Tags: , , , , , , , , ,

Going Off The Divorced Deep End

I am indeed very proud of the relationship I have with my kids. As a divorced dad, I’ve attempted to be more aware of specific interactions I have with them and how we work together and communicate. Yet, as much as I believe my relationship with all three is very strong, like most parents I struggle with the big picture and how to ensure that as they get older that bond is maintained. Despite my own insecurities and fears that I’ve completely messed things up, once in a while I get little hints from the universe that maybe I’m on the right path.

Recently while at the lake with my kids one of the people renting a house directly next to us came over and introduced themselves. They made a comment about how great it was to see the amount of interaction between our family. I was somewhat taken aback and thanked them for the kind words. The encounter caused me to step back and think more about the family and how we interact. We’ve been going to the lake each summer for over six years now. And as I heard the comments it made me consider how my relationship with my kids has changed and continues to evolve as they get older. We, like most, have our good days and bad. And one of the nice things about the lake 2014-05-25 11.03.49trip is we’re able to focus 100% on each other. OK, maybe 90%, but you get the point.

With one now entering her teen years and another not far behind, attempting to keep up with their needs both physically and emotionally can be a real struggle. What created a bond with my eldest six years ago is very different than it is today. Expecting her to focus 100% on her family for a week, when she is entering a social circle and is more emotionally dependent on her friendships outside the family, is frankly unrealistic.

“So Bill, what’s the point of this post?”
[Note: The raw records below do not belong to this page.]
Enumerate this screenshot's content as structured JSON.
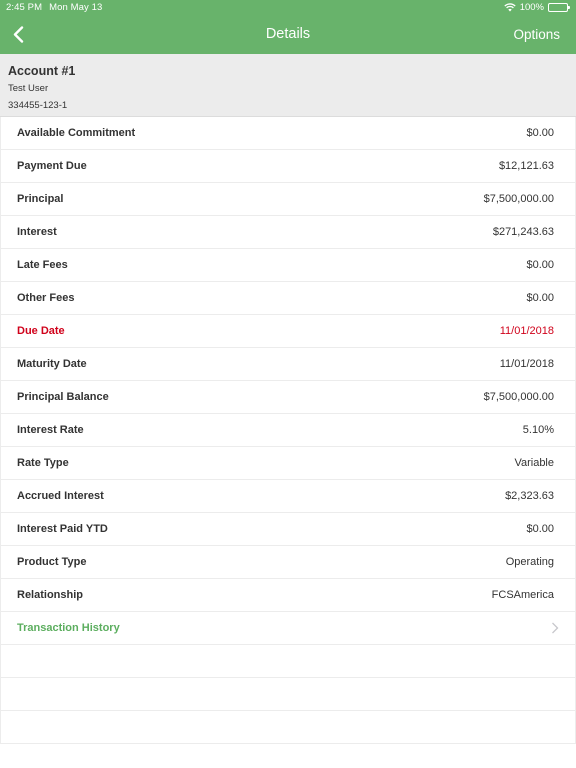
{
  "status": {
    "time": "2:45 PM",
    "date": "Mon May 13",
    "battery": "100%"
  },
  "nav": {
    "title": "Details",
    "options_label": "Options",
    "back_icon": "chevron-left-icon"
  },
  "account": {
    "name": "Account #1",
    "user": "Test User",
    "number": "334455-123-1"
  },
  "details": [
    {
      "label": "Available Commitment",
      "value": "$0.00"
    },
    {
      "label": "Payment Due",
      "value": "$12,121.63"
    },
    {
      "label": "Principal",
      "value": "$7,500,000.00"
    },
    {
      "label": "Interest",
      "value": "$271,243.63"
    },
    {
      "label": "Late Fees",
      "value": "$0.00"
    },
    {
      "label": "Other Fees",
      "value": "$0.00"
    },
    {
      "label": "Due Date",
      "value": "11/01/2018"
    },
    {
      "label": "Maturity Date",
      "value": "11/01/2018"
    },
    {
      "label": "Principal Balance",
      "value": "$7,500,000.00"
    },
    {
      "label": "Interest Rate",
      "value": "5.10%"
    },
    {
      "label": "Rate Type",
      "value": "Variable"
    },
    {
      "label": "Accrued Interest",
      "value": "$2,323.63"
    },
    {
      "label": "Interest Paid YTD",
      "value": "$0.00"
    },
    {
      "label": "Product Type",
      "value": "Operating"
    },
    {
      "label": "Relationship",
      "value": "FCSAmerica"
    }
  ],
  "transaction_history": {
    "label": "Transaction History"
  },
  "colors": {
    "header_green": "#68b36b",
    "link_green": "#5cae5f",
    "alert_red": "#d0021b"
  }
}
Awesome question. The first point of this post is to let you know that the world is watching. As a divorced dad you have a unique opportunity to change the perceptions of the divorced dad. For far too long the “dead beat dad,” “the cheating ex-husband,” “the dad who was never there for me,” has been the focus of media and TMZ. We need more examples of dad grocery shopping with the kids, coaching soccer teams, being a positive influence in their kids’ lives and jumping in 62 degree water because your son wants you to play in the lake with him. You can be that person. But it takes hard work and sacrifices. It takes shifting priorities and searching for balance; which let me tell you, is hard as hell. Oh, and you’re going to screw up. But as long as you keep your focus and keep reminding yourself that the next 10-15 years is going to go by quickly, you can motivate yourself to drop what you’re doing and be involved.
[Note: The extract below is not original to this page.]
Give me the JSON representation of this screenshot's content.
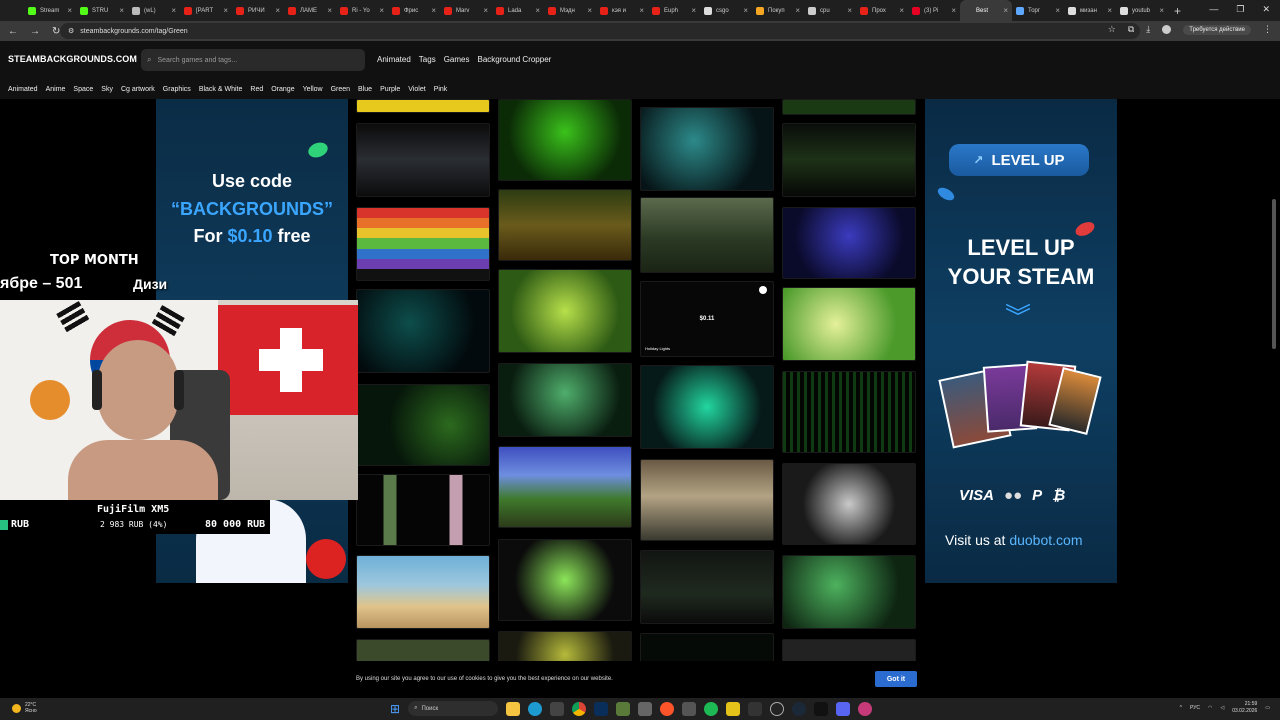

The second point is that you need to be open to changing the way you interact with your kids based on both their individual personalities and needs, but also their stage of development. This is a tough one for me as it means seriously honing in on your kids and being open to adjusting your own mind set from time to time. Doing so also means you can’t take things personally. When your thirteen-year-old blows you off to text friends back home, sometimes you have to recognize that this is an important part of his or her development and you need to work with them on boundaries and guidelines that are a win/win. Basically you have to find compromises and offer a little give and take.

The third point is, sometimes all your kids want to see is that you’re trying. Making an effort and letting them know they’re important is sometimes easier than you think. It simply takes being aware and catching yourself and sometimes forcing each other outside of your comfort zones. Make a point from time to time to let your kid know they’re the most important thing in the world to you and that you enjoy their company. Not by saying it, but by blowing off other priorities once in a while in order to give them your undivided attention, even when they’re saying they don’t want it.
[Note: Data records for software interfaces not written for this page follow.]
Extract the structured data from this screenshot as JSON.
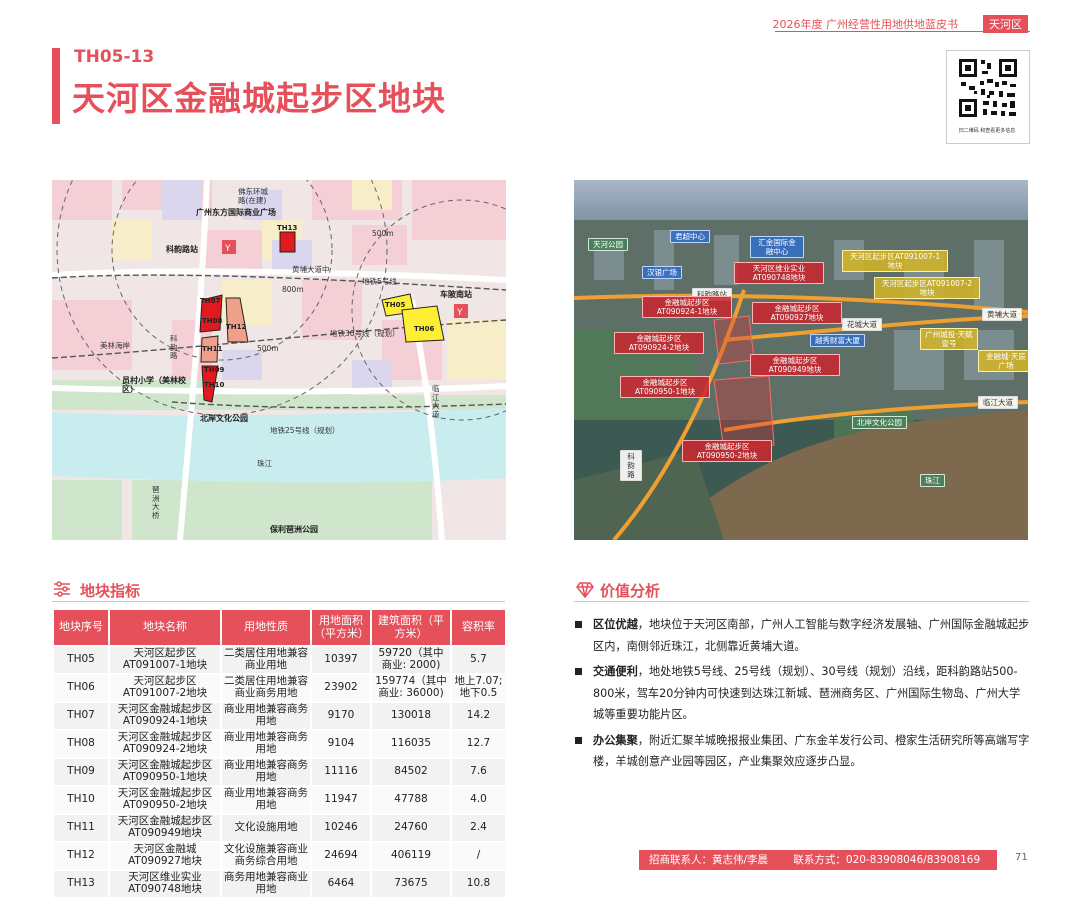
{
  "header": {
    "book_title": "2026年度 广州经营性用地供地蓝皮书",
    "district_tag": "天河区"
  },
  "plot": {
    "code": "TH05-13",
    "title": "天河区金融城起步区地块"
  },
  "qr": {
    "note": "扫二维码 和查看更多信息"
  },
  "map": {
    "labels": {
      "intl_business": "广州东方国际商业广场",
      "foshan_ring": "佛东环城路(在建)",
      "keyun_station": "科韵路站",
      "huangpu_road": "黄埔大道中",
      "metro5": "地铁5号线",
      "chepi_south": "车陂南站",
      "metro30": "地铁30号线（规划）",
      "kelu": "科韵路",
      "meilin": "美林海岸",
      "school": "员村小学（美林校区）",
      "beian_park": "北岸文化公园",
      "metro25": "地铁25号线（规划）",
      "zhujiang": "珠江",
      "bridge": "琶洲大桥",
      "poly_park": "保利琶洲公园",
      "linjiang": "临江大道",
      "m500a": "500m",
      "m500b": "500m",
      "m800": "800m"
    },
    "plots": [
      "TH05",
      "TH06",
      "TH07",
      "TH08",
      "TH09",
      "TH10",
      "TH11",
      "TH12",
      "TH13"
    ]
  },
  "aerial": {
    "labels": {
      "tianhe_park": "天河公园",
      "junchao": "君超中心",
      "finance_center": "汇金国际金融中心",
      "yinhe": "汉银广场",
      "keyun": "科韵路站",
      "plot_th13": "天河区维业实业AT090748地块",
      "plot_th05": "天河区起步区AT091007-1地块",
      "plot_th06": "天河区起步区AT091007-2地块",
      "plot_th07": "金融城起步区AT090924-1地块",
      "plot_th12": "金融城起步区AT090927地块",
      "plot_th08": "金融城起步区AT090924-2地块",
      "plot_th11": "金融城起步区AT090949地块",
      "plot_th09": "金融城起步区AT090950-1地块",
      "plot_th10": "金融城起步区AT090950-2地块",
      "huangpu": "黄埔大道",
      "huacheng": "花城大道",
      "yuexiu": "越秀财富大厦",
      "gztf": "广州城投·天赋壹号",
      "tianchen": "金融城·天辰广场",
      "linjiang": "临江大道",
      "beian": "北岸文化公园",
      "kelu": "科韵路",
      "zhujiang": "珠江"
    }
  },
  "indicators": {
    "heading": "地块指标",
    "headers": [
      "地块序号",
      "地块名称",
      "用地性质",
      "用地面积（平方米）",
      "建筑面积（平方米）",
      "容积率"
    ],
    "rows": [
      [
        "TH05",
        "天河区起步区AT091007-1地块",
        "二类居住用地兼容商业用地",
        "10397",
        "59720（其中商业: 2000)",
        "5.7"
      ],
      [
        "TH06",
        "天河区起步区AT091007-2地块",
        "二类居住用地兼容商业商务用地",
        "23902",
        "159774（其中商业: 36000)",
        "地上7.07;地下0.5"
      ],
      [
        "TH07",
        "天河区金融城起步区AT090924-1地块",
        "商业用地兼容商务用地",
        "9170",
        "130018",
        "14.2"
      ],
      [
        "TH08",
        "天河区金融城起步区AT090924-2地块",
        "商业用地兼容商务用地",
        "9104",
        "116035",
        "12.7"
      ],
      [
        "TH09",
        "天河区金融城起步区AT090950-1地块",
        "商业用地兼容商务用地",
        "11116",
        "84502",
        "7.6"
      ],
      [
        "TH10",
        "天河区金融城起步区AT090950-2地块",
        "商业用地兼容商务用地",
        "11947",
        "47788",
        "4.0"
      ],
      [
        "TH11",
        "天河区金融城起步区AT090949地块",
        "文化设施用地",
        "10246",
        "24760",
        "2.4"
      ],
      [
        "TH12",
        "天河区金融城AT090927地块",
        "文化设施兼容商业商务综合用地",
        "24694",
        "406119",
        "/"
      ],
      [
        "TH13",
        "天河区维业实业AT090748地块",
        "商务用地兼容商业用地",
        "6464",
        "73675",
        "10.8"
      ]
    ]
  },
  "analysis": {
    "heading": "价值分析",
    "items": [
      {
        "title": "区位优越",
        "text": "，地块位于天河区南部，广州人工智能与数字经济发展轴、广州国际金融城起步区内，南侧邻近珠江，北侧靠近黄埔大道。"
      },
      {
        "title": "交通便利",
        "text": "，地处地铁5号线、25号线（规划）、30号线（规划）沿线，距科韵路站500-800米，驾车20分钟内可快速到达珠江新城、琶洲商务区、广州国际生物岛、广州大学城等重要功能片区。"
      },
      {
        "title": "办公集聚",
        "text": "，附近汇聚羊城晚报报业集团、广东金羊发行公司、橙家生活研究所等高端写字楼，羊城创意产业园等园区，产业集聚效应逐步凸显。"
      }
    ]
  },
  "footer": {
    "contact": "招商联系人：黄志伟/李晨",
    "phone": "联系方式：020-83908046/83908169",
    "page": "71"
  }
}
What I’ve found over the past thirteen years of being a dad is that gathering up the muster to make that first jump into the lake is a struggle. It’s much easier to just watch from the shore. But I’ll tell you, once you’re in the water, you’ll find it’s even harder to get out.

 
2 Comments

Posted by on June 8, 2015 in Uncategorized

 

Tags: , , , , , , , , , , , ,

 
%d bloggers like this: